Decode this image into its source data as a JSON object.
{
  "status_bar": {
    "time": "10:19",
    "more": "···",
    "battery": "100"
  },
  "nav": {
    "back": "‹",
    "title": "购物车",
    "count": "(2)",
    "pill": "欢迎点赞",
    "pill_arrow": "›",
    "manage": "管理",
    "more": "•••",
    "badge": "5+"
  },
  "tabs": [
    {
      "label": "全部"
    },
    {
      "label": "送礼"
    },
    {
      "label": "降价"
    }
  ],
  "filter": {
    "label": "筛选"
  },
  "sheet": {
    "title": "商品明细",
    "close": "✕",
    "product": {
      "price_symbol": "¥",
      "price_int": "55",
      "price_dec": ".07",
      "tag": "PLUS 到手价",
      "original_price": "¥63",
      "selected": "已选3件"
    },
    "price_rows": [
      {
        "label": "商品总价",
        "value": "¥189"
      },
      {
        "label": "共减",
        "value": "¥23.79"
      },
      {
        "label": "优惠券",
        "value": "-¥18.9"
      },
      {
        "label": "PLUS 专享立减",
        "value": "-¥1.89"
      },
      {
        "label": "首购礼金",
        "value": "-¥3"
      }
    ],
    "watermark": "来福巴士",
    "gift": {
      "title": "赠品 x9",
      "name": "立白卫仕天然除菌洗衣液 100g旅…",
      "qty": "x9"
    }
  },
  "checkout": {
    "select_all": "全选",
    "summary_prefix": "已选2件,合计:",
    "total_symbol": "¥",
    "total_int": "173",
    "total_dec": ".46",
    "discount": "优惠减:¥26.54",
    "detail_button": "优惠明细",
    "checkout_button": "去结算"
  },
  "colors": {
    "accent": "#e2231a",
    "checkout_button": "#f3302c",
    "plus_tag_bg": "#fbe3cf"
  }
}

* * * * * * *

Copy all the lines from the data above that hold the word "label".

      "label": "全部"
      "label": "送礼"
      "label": "降价"
    "label": "筛选"
        "label": "商品总价",
        "label": "共减",
        "label": "优惠券",
        "label": "PLUS 专享立减",
        "label": "首购礼金",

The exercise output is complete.